Caoimhghín Ó Caoláin addresses cross party Conference on Suicide hosted by Gerry Adams
"Ba mhaith liom ar dtús Uachtarán Shinn Féin Gerry Adams agus a fhoireann a mholadh as an ócáid tábhachtach seo a eagrú.
I want to begin by commending Sinn Féin President Gerry Adams and his team for organizing this very important event and for consistently working on the issue of suicide.
In the same breath, and in a cross-party spirit, I want to commend my fellow Dáil deputy Dan Neville, who has done tremendous work on the issue of suicide and mental health. He has helped raise awareness firstly in the Oireachtas and then in wider Irish society and we look forward to working closely with him in the future.
I do not have to rehearse for people here the terrible toll that suicide has taken and is taking in Irish society, especially among our young people. I want to extend my sympathy to all those who have been bereaved as a result of the tragedy of suicide.
Today's event is an act of solidarity with them in their loss. It is also an act of solidarity in joining together to ensure that effective action is taken to address this problem and, as far as humanly possible, to avoid future tragedies.
The focus of this session is the role of Government. Our task, as always, is complicated by the fact that we have three Governments - one on each side of the Border and one in London. However, I believe that some progress has been made here in Ireland on the issue of suicide and that much more is possible. I believe also that we can achieve much by pooling our knowledge and experience and by sharing our resources on this island.
Last year the Oireachtas Committee on Health and Children published a report 'The High Level of Suicide in Irish Society' which has set the agenda for Government action on suicide.
The report recognizes that there is greater public awareness and concern about suicide in our society. But it also makes clear, regrettably, that this awareness and concern has not been reflected in concerted and effective action by Governments.
The report is especially critical of the state of our mental health services in the 26 Counties. It points out that people with mental illness are known to be at greater risk of death by suicide but 'the type of mental health service one can access is a matter of luck'.
That is a terrible indictment.
The Committee report states that funding for mental health services is "allocated in a random manner with scant regard for need".
Perhaps most damning of all in the context of suicide, the report asserts that "the provision of mental health services for adolescents is high on aspiration but low on action".
Despite 11,000 admissions per annum to accident and emergency departments in the 26 Counties following suicidal behaviour, we have not yet put swift and appropriate standardised interventions in place to treat this high risk group and thus reduce repeat acts.
All of the findings by the joint committee must be taken on board both by the Irish Government and by the Executive here.
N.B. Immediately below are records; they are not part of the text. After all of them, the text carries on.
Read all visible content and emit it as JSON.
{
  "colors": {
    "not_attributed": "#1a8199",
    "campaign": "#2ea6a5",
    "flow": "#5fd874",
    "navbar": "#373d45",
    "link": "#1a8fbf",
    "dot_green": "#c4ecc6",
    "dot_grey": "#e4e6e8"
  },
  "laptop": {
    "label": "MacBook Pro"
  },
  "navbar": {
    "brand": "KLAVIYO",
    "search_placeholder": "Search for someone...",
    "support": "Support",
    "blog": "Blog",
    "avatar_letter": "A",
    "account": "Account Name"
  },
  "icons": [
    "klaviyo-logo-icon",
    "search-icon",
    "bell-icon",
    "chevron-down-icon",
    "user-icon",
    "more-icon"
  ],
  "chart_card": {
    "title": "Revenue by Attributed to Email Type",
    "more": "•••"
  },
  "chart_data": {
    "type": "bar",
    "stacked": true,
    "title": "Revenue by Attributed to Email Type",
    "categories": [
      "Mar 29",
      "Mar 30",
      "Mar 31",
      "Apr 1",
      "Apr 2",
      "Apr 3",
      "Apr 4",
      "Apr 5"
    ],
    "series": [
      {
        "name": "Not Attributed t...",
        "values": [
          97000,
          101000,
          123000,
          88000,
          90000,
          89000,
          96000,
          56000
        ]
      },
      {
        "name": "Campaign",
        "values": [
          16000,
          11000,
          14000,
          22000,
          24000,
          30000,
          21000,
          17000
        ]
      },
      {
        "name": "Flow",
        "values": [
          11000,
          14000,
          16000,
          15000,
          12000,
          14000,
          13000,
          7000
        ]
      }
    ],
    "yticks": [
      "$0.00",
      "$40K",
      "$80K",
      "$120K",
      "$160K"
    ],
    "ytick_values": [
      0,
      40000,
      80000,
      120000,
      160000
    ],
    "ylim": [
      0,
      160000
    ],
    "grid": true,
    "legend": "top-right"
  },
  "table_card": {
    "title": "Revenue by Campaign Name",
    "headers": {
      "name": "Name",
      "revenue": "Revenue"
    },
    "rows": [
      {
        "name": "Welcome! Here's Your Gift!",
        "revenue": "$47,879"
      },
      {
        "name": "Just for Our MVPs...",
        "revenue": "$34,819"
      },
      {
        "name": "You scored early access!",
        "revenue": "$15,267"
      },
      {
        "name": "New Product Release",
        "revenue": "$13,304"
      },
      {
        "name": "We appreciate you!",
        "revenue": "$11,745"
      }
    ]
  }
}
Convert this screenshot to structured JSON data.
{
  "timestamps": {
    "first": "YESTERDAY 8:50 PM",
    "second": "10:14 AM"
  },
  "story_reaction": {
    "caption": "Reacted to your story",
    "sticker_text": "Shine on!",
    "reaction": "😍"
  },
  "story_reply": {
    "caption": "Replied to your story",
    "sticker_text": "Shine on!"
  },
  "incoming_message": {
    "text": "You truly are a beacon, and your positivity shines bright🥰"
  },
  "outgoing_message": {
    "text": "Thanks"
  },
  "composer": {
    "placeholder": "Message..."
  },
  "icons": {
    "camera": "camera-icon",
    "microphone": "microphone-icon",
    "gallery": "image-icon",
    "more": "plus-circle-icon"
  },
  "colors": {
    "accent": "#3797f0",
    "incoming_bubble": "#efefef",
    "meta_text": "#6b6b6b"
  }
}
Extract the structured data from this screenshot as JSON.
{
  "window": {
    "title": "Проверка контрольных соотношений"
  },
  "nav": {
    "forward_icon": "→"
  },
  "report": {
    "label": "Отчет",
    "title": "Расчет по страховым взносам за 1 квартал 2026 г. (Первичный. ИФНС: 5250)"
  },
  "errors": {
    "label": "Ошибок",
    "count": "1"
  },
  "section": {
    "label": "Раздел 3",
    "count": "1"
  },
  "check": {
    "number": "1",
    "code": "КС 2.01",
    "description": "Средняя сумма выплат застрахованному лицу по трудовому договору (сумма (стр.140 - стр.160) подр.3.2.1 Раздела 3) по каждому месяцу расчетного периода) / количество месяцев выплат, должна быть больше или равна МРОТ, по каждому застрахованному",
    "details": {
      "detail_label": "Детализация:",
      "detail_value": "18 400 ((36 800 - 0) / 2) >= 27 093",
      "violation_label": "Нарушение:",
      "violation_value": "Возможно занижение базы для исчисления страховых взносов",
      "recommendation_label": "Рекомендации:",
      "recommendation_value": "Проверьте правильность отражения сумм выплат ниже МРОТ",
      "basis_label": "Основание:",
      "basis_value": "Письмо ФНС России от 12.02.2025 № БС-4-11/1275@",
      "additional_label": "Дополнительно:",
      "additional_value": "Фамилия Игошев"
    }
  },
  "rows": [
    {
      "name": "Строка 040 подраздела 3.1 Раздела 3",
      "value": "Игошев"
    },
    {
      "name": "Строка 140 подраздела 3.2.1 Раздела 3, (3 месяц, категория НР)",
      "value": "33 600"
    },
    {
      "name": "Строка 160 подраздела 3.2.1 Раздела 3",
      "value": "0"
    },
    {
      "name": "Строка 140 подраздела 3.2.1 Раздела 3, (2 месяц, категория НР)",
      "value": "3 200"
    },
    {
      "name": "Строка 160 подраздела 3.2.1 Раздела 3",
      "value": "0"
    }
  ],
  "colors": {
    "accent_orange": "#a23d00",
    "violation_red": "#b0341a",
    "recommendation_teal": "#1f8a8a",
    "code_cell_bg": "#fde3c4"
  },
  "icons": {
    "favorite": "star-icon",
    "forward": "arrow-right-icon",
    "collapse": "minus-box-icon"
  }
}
The report makes 33 detailed and costed recommendations. They cover increasing public awareness, improving mental health services especially at primary care level and targeting those most at risk.
The report places a special emphasis on the need to raise awareness and to put in place support and response systems within the education system. This is extremely important and is surely an area where resources can be shared and joint programmes undertaken.
Those responsible for acting on the recommendations include the Departments of Justice; Education & Science; Health & Children and the Office of Public Works. The entire programme is costed at €60.09 million.
We need to explore in detail how much of this work can be done more effectively in a joint North-South approach. There should be direct and ongoing co-operation between departments in Dublin and Belfast and between the relevant Oireachtas and Assembly committees. We will act more effectively if we act together.
It is very important also that Government assistance is given to support networks for families affected by suicide as the testimony we have heard here today so eloquently demonstrates.
Finally I commend the call for a target to be set for the reduction of the overall rate of suicide. The report suggested a target of a 20% reduction by 2016. Whatever the target, whatever the date, we require action not aspiration. With good will and co-operation we can all make a difference." CRíOCH